When I graduated from the Leo Baeck College in 1972 and moved down to Surrey, I applied to become a counsellor for the National Marriage Guidance Council (now Relate). Wendy was one of my referees and I remember the extreme brevity of my interview. “We see that you have given Wendy Greengross [she was their chief medical advisor] as your referee, what can we say? How could we possibly argue?” Mr Bayfield counselled in Staines for a decade and did the advanced sexual counselling course with Janet Cohen from Edgware Reform.

the important thing is that death doesn’t destroy the living and that they are not left with too many regrets and too many things that were left unsaid
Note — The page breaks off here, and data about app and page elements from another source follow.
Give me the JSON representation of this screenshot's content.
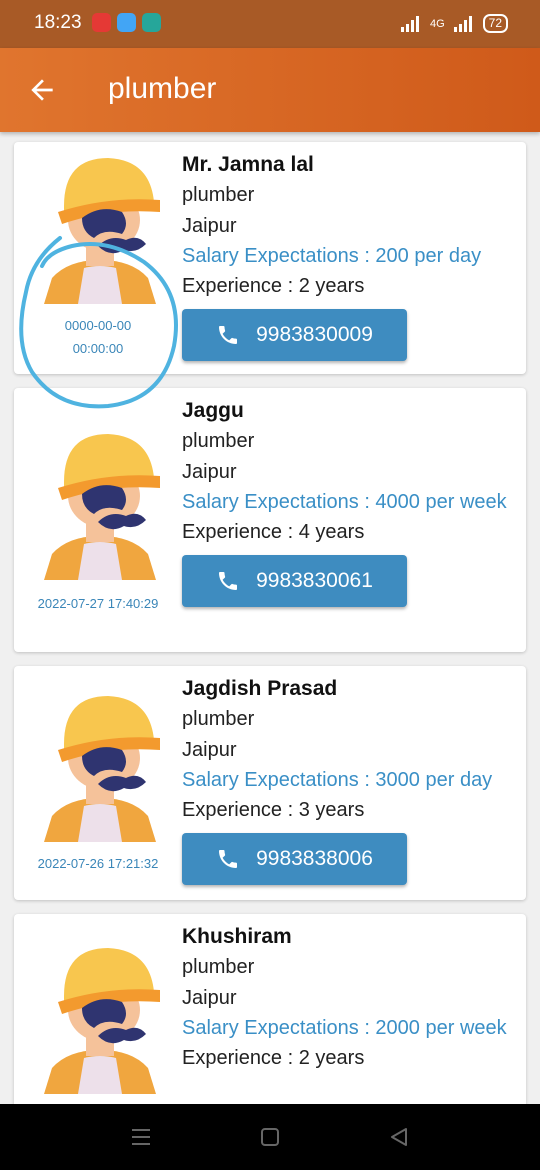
{
  "status": {
    "time": "18:23",
    "network": "4G",
    "battery": "72",
    "app_icon_colors": [
      "#e53935",
      "#42a5f5",
      "#26a69a"
    ]
  },
  "appbar": {
    "title": "plumber",
    "back_icon": "arrow-left-icon"
  },
  "workers": [
    {
      "name": "Mr. Jamna lal",
      "trade": "plumber",
      "city": "Jaipur",
      "salary": "Salary Expectations : 200 per day",
      "experience": "Experience : 2 years",
      "phone": "9983830009",
      "date_line1": "0000-00-00",
      "date_line2": "00:00:00"
    },
    {
      "name": "Jaggu",
      "trade": "plumber",
      "city": "Jaipur",
      "salary": "Salary Expectations : 4000 per week",
      "experience": "Experience : 4 years",
      "phone": "9983830061",
      "date_line1": "2022-07-27 17:40:29",
      "date_line2": ""
    },
    {
      "name": "Jagdish Prasad",
      "trade": "plumber",
      "city": "Jaipur",
      "salary": "Salary Expectations : 3000 per day",
      "experience": "Experience : 3 years",
      "phone": "9983838006",
      "date_line1": "2022-07-26 17:21:32",
      "date_line2": ""
    },
    {
      "name": "Khushiram",
      "trade": "plumber",
      "city": "Jaipur",
      "salary": "Salary Expectations : 2000 per week",
      "experience": "Experience : 2 years",
      "phone": "",
      "date_line1": "",
      "date_line2": ""
    }
  ],
  "colors": {
    "appbar": "#d9662a",
    "accent_blue": "#3e8cc0",
    "salary_text": "#3a8fc6"
  }
}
When I returned to the North West London ghetto in 1983, Alex had already, suddenly and tragically, died. Wendy was devastated but it did not stop her becoming a founder member of the Community Outreach Team, set up to provide top quality, professional support for the caring work of the Movement and their Synagogues. That so many members of that Team are here today tells you not just of the respect but of the love she inspired in people who shared her values. From the establishment of synagogue caring structures to outreach to couples in mixed-faith relationships, Wendy gave of herself unstintingly and left an indelible, clear and compassionate mark.
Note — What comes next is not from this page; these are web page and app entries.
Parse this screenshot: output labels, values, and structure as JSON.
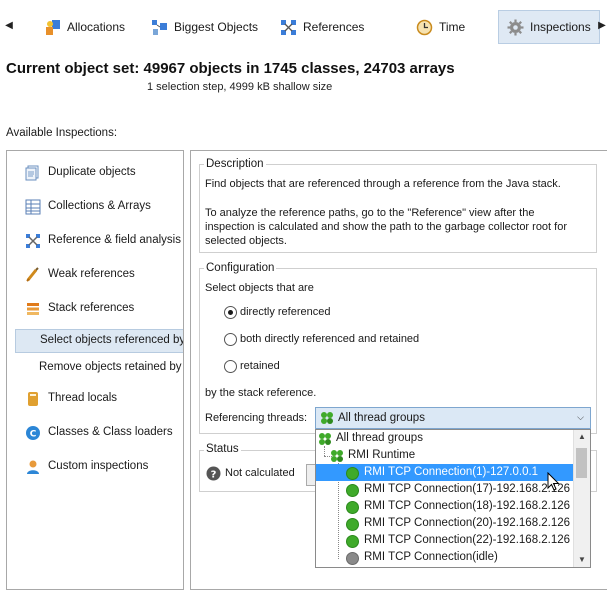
{
  "toolbar": {
    "tabs": [
      {
        "label": "Allocations",
        "icon": "allocations-icon"
      },
      {
        "label": "Biggest Objects",
        "icon": "biggest-objects-icon"
      },
      {
        "label": "References",
        "icon": "references-icon"
      },
      {
        "label": "Time",
        "icon": "clock-icon"
      },
      {
        "label": "Inspections",
        "icon": "gear-icon"
      }
    ],
    "active_tab": "Inspections",
    "left_arrow": "◀",
    "right_arrow": "▶"
  },
  "header": {
    "title": "Current object set:  49967 objects in 1745 classes, 24703 arrays",
    "subtitle": "1 selection step, 4999 kB shallow size"
  },
  "available_label": "Available Inspections:",
  "inspections": [
    {
      "label": "Duplicate objects",
      "icon": "duplicate-objects-icon"
    },
    {
      "label": "Collections & Arrays",
      "icon": "collections-icon"
    },
    {
      "label": "Reference & field analysis",
      "icon": "reference-analysis-icon"
    },
    {
      "label": "Weak references",
      "icon": "weak-references-icon"
    },
    {
      "label": "Stack references",
      "icon": "stack-references-icon"
    },
    {
      "label": "Select objects referenced by t",
      "icon": "",
      "sub": true,
      "selected": true
    },
    {
      "label": "Remove objects retained by st",
      "icon": "",
      "sub": true
    },
    {
      "label": "Thread locals",
      "icon": "thread-locals-icon"
    },
    {
      "label": "Classes & Class loaders",
      "icon": "class-loaders-icon"
    },
    {
      "label": "Custom inspections",
      "icon": "custom-inspections-icon"
    }
  ],
  "description": {
    "label": "Description",
    "line1": "Find objects that are referenced through a reference from the Java stack.",
    "line2": "To analyze the reference paths, go to the \"Reference\" view after the",
    "line3": "inspection is calculated and show the path to the garbage collector root for",
    "line4": "selected objects."
  },
  "configuration": {
    "label": "Configuration",
    "select_text": "Select objects that are",
    "options": [
      {
        "label": "directly referenced",
        "checked": true
      },
      {
        "label": "both directly referenced and retained",
        "checked": false
      },
      {
        "label": "retained",
        "checked": false
      }
    ],
    "by_text": "by the stack reference.",
    "threads_label": "Referencing threads:",
    "threads_value": "All thread groups"
  },
  "dropdown": {
    "items": [
      {
        "label": "All thread groups",
        "level": 0,
        "icon": "thread-group-icon"
      },
      {
        "label": "RMI Runtime",
        "level": 1,
        "icon": "thread-group-icon"
      },
      {
        "label": "RMI TCP Connection(1)-127.0.0.1",
        "level": 2,
        "icon": "green-thread-icon",
        "highlighted": true
      },
      {
        "label": "RMI TCP Connection(17)-192.168.2.126",
        "level": 2,
        "icon": "green-thread-icon"
      },
      {
        "label": "RMI TCP Connection(18)-192.168.2.126",
        "level": 2,
        "icon": "green-thread-icon"
      },
      {
        "label": "RMI TCP Connection(20)-192.168.2.126",
        "level": 2,
        "icon": "green-thread-icon"
      },
      {
        "label": "RMI TCP Connection(22)-192.168.2.126",
        "level": 2,
        "icon": "green-thread-icon"
      },
      {
        "label": "RMI TCP Connection(idle)",
        "level": 2,
        "icon": "gray-thread-icon"
      }
    ]
  },
  "status": {
    "label": "Status",
    "value": "Not calculated",
    "icon": "question-icon"
  },
  "colors": {
    "accent": "#3399ff",
    "selection": "#dde8f3",
    "thread_green": "#3faa2a",
    "thread_gray": "#8a8a8a"
  }
}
I established a quarterly journal for the Progressive Movements called MANNA – a poor pun on the Manor House (later The Sternberg Centre) and the miraculous food in the wilderness. Wendy was a member of the founding Editorial Board and remained a member until the last issue was published twenty eight years later. She, more than anyone else, ensured that MANNA did not disappear up a fundament of communal politics and self-regard but addressed those points at which the realities of human life in a changing world demand change in attitudes and policy. She also contributed well over a dozen articles – manna for those of us in today’s wilderness of callous economics – on Social and Personal Columns; Kosher Butchers; Being the Chair of a Jewish Voluntary Organisation; Death; Motherhood; Jewish Fatherhood; Test Tube Babies; Volunteering; Ageing; Community Outreach and Radio Interviews; The Role of the Synagogue with Regard to the Elderly; Growing Old Disgracefully and Moving to the Last Stage of Life.
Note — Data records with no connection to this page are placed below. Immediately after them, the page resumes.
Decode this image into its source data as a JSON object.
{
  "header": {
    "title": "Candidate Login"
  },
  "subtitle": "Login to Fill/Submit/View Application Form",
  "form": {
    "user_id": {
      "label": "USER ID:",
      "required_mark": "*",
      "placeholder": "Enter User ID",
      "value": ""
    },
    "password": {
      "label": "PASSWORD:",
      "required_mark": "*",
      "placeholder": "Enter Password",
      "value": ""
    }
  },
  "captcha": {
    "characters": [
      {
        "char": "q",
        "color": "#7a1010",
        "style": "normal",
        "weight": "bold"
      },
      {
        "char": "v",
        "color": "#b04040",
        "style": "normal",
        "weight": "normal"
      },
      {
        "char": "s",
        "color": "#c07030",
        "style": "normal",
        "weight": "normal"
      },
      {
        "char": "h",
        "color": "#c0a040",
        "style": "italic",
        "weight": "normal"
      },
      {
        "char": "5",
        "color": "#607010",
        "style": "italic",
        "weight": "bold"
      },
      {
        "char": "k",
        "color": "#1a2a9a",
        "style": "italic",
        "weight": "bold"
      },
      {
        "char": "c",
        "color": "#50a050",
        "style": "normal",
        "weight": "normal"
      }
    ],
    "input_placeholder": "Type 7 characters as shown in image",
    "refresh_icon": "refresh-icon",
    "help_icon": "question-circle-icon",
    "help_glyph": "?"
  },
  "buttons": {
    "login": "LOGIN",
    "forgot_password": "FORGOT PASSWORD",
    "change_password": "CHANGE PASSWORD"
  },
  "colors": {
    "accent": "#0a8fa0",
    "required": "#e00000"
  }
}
Clear-sighted, compassionate, witty and a woman of faith

Back in 1986 she challenged the tendency to pretend about impending death. “I’ve seen many people coping tranquilly with their own impending death. They’ve not been super-human, but ordinary people who have found comfort in being able to bring their lives to a close, and live out the last of their days and months being able to talk to those they love about how life would be without them. It may sound extraordinary and perhaps those people are unusual in having faith in themselves and the people around them, or a strong, religious faith…. I believe that faith is a risk worth taking. Otherwise you might get left with deathbed instructions, like the old man who, on dying, wanted his wife to promise him that she would drive to the cemetery in the same car as his sister whom she detested. Reluctantly, she agreed. ‘All right,’ she said, ‘I’ll do it, but it will completely spoil my day.’ “Dying”, ended Wendy, “nearly always spoils the day; the important thing is that death doesn’t destroy the living and that they are not left with too many regrets and too many things that were left unsaid.”

Clear-sighted, compassionate, witty and a woman of faith. Faith in synagogues like Alyth Gardens as places of community; faith in her fellow human beings, in their worth and in their rights; and faith that somehow she would someday be reunited with her beloved Alex and, as the Jewish tradition has it, be bound up, with him, in the bundle of life. May that be God’s will. Amen.